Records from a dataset
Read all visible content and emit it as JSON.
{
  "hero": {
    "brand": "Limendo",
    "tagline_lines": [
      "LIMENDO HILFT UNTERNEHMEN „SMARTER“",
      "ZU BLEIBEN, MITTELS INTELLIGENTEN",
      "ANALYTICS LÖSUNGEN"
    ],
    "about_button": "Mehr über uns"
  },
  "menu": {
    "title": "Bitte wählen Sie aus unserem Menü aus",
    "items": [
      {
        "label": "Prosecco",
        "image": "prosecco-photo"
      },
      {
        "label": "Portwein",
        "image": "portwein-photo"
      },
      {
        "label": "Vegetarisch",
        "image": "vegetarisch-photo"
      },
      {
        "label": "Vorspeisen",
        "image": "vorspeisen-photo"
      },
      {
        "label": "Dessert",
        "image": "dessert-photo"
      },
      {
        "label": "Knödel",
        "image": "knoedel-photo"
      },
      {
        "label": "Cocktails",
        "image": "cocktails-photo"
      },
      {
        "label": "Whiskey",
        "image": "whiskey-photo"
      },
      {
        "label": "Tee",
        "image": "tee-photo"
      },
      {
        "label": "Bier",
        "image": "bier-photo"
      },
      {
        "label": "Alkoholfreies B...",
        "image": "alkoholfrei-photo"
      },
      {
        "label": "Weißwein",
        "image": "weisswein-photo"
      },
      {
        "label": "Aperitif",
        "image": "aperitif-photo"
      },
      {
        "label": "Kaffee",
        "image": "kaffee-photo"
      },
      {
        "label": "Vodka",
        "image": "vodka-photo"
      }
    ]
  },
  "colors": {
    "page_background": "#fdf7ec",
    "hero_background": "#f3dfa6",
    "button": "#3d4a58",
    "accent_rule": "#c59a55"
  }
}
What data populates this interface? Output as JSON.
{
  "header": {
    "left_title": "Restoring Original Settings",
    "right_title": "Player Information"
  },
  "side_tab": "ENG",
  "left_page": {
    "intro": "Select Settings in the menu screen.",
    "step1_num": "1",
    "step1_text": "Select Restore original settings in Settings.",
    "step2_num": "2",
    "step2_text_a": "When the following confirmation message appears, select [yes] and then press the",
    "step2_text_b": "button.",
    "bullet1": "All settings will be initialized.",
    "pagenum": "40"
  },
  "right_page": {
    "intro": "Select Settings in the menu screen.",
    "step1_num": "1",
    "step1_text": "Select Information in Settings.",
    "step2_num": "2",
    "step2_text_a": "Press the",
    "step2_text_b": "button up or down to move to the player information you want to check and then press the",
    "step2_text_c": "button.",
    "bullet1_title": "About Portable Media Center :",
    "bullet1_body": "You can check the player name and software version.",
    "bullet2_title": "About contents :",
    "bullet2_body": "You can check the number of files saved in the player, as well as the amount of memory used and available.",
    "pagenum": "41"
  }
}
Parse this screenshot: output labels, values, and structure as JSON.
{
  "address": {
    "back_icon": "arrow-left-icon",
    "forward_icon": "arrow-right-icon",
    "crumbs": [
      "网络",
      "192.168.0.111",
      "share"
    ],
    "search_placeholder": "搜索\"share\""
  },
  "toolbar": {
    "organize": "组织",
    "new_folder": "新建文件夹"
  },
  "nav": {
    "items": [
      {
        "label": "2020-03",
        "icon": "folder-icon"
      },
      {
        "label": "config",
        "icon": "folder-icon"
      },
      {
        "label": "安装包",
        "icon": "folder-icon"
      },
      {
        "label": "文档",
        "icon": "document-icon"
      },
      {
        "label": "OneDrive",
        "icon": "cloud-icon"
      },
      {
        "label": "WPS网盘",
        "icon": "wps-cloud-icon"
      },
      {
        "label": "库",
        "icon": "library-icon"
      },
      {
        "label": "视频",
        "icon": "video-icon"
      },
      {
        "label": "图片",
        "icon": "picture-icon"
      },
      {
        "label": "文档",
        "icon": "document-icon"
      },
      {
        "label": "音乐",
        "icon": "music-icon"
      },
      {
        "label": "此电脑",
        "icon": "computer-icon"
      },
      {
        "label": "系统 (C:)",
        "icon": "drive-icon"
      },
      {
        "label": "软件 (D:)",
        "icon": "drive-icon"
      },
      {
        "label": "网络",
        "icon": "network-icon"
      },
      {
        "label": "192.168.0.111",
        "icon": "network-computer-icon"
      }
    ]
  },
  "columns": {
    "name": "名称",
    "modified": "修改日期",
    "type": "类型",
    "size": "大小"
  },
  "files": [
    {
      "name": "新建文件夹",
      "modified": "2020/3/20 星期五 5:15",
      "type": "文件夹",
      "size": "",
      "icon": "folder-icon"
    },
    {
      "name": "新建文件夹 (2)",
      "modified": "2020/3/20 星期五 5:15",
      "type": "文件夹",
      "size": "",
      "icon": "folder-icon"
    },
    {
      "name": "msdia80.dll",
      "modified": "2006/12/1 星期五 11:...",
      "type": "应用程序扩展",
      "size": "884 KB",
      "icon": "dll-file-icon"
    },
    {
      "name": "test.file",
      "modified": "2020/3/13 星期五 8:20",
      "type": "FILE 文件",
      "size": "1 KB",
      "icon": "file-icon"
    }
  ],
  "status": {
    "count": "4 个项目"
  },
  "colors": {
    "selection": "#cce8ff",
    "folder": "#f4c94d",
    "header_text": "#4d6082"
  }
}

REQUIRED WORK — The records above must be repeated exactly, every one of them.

ANSWER —
Read all visible content and emit it as JSON.
{
  "hero": {
    "brand": "Limendo",
    "tagline_lines": [
      "LIMENDO HILFT UNTERNEHMEN „SMARTER“",
      "ZU BLEIBEN, MITTELS INTELLIGENTEN",
      "ANALYTICS LÖSUNGEN"
    ],
    "about_button": "Mehr über uns"
  },
  "menu": {
    "title": "Bitte wählen Sie aus unserem Menü aus",
    "items": [
      {
        "label": "Prosecco",
        "image": "prosecco-photo"
      },
      {
        "label": "Portwein",
        "image": "portwein-photo"
      },
      {
        "label": "Vegetarisch",
        "image": "vegetarisch-photo"
      },
      {
        "label": "Vorspeisen",
        "image": "vorspeisen-photo"
      },
      {
        "label": "Dessert",
        "image": "dessert-photo"
      },
      {
        "label": "Knödel",
        "image": "knoedel-photo"
      },
      {
        "label": "Cocktails",
        "image": "cocktails-photo"
      },
      {
        "label": "Whiskey",
        "image": "whiskey-photo"
      },
      {
        "label": "Tee",
        "image": "tee-photo"
      },
      {
        "label": "Bier",
        "image": "bier-photo"
      },
      {
        "label": "Alkoholfreies B...",
        "image": "alkoholfrei-photo"
      },
      {
        "label": "Weißwein",
        "image": "weisswein-photo"
      },
      {
        "label": "Aperitif",
        "image": "aperitif-photo"
      },
      {
        "label": "Kaffee",
        "image": "kaffee-photo"
      },
      {
        "label": "Vodka",
        "image": "vodka-photo"
      }
    ]
  },
  "colors": {
    "page_background": "#fdf7ec",
    "hero_background": "#f3dfa6",
    "button": "#3d4a58",
    "accent_rule": "#c59a55"
  }
}
What data populates this interface? Output as JSON.
{
  "header": {
    "left_title": "Restoring Original Settings",
    "right_title": "Player Information"
  },
  "side_tab": "ENG",
  "left_page": {
    "intro": "Select Settings in the menu screen.",
    "step1_num": "1",
    "step1_text": "Select Restore original settings in Settings.",
    "step2_num": "2",
    "step2_text_a": "When the following confirmation message appears, select [yes] and then press the",
    "step2_text_b": "button.",
    "bullet1": "All settings will be initialized.",
    "pagenum": "40"
  },
  "right_page": {
    "intro": "Select Settings in the menu screen.",
    "step1_num": "1",
    "step1_text": "Select Information in Settings.",
    "step2_num": "2",
    "step2_text_a": "Press the",
    "step2_text_b": "button up or down to move to the player information you want to check and then press the",
    "step2_text_c": "button.",
    "bullet1_title": "About Portable Media Center :",
    "bullet1_body": "You can check the player name and software version.",
    "bullet2_title": "About contents :",
    "bullet2_body": "You can check the number of files saved in the player, as well as the amount of memory used and available.",
    "pagenum": "41"
  }
}
Parse this screenshot: output labels, values, and structure as JSON.
{
  "address": {
    "back_icon": "arrow-left-icon",
    "forward_icon": "arrow-right-icon",
    "crumbs": [
      "网络",
      "192.168.0.111",
      "share"
    ],
    "search_placeholder": "搜索\"share\""
  },
  "toolbar": {
    "organize": "组织",
    "new_folder": "新建文件夹"
  },
  "nav": {
    "items": [
      {
        "label": "2020-03",
        "icon": "folder-icon"
      },
      {
        "label": "config",
        "icon": "folder-icon"
      },
      {
        "label": "安装包",
        "icon": "folder-icon"
      },
      {
        "label": "文档",
        "icon": "document-icon"
      },
      {
        "label": "OneDrive",
        "icon": "cloud-icon"
      },
      {
        "label": "WPS网盘",
        "icon": "wps-cloud-icon"
      },
      {
        "label": "库",
        "icon": "library-icon"
      },
      {
        "label": "视频",
        "icon": "video-icon"
      },
      {
        "label": "图片",
        "icon": "picture-icon"
      },
      {
        "label": "文档",
        "icon": "document-icon"
      },
      {
        "label": "音乐",
        "icon": "music-icon"
      },
      {
        "label": "此电脑",
        "icon": "computer-icon"
      },
      {
        "label": "系统 (C:)",
        "icon": "drive-icon"
      },
      {
        "label": "软件 (D:)",
        "icon": "drive-icon"
      },
      {
        "label": "网络",
        "icon": "network-icon"
      },
      {
        "label": "192.168.0.111",
        "icon": "network-computer-icon"
      }
    ]
  },
  "columns": {
    "name": "名称",
    "modified": "修改日期",
    "type": "类型",
    "size": "大小"
  },
  "files": [
    {
      "name": "新建文件夹",
      "modified": "2020/3/20 星期五 5:15",
      "type": "文件夹",
      "size": "",
      "icon": "folder-icon"
    },
    {
      "name": "新建文件夹 (2)",
      "modified": "2020/3/20 星期五 5:15",
      "type": "文件夹",
      "size": "",
      "icon": "folder-icon"
    },
    {
      "name": "msdia80.dll",
      "modified": "2006/12/1 星期五 11:...",
      "type": "应用程序扩展",
      "size": "884 KB",
      "icon": "dll-file-icon"
    },
    {
      "name": "test.file",
      "modified": "2020/3/13 星期五 8:20",
      "type": "FILE 文件",
      "size": "1 KB",
      "icon": "file-icon"
    }
  ],
  "status": {
    "count": "4 个项目"
  },
  "colors": {
    "selection": "#cce8ff",
    "folder": "#f4c94d",
    "header_text": "#4d6082"
  }
}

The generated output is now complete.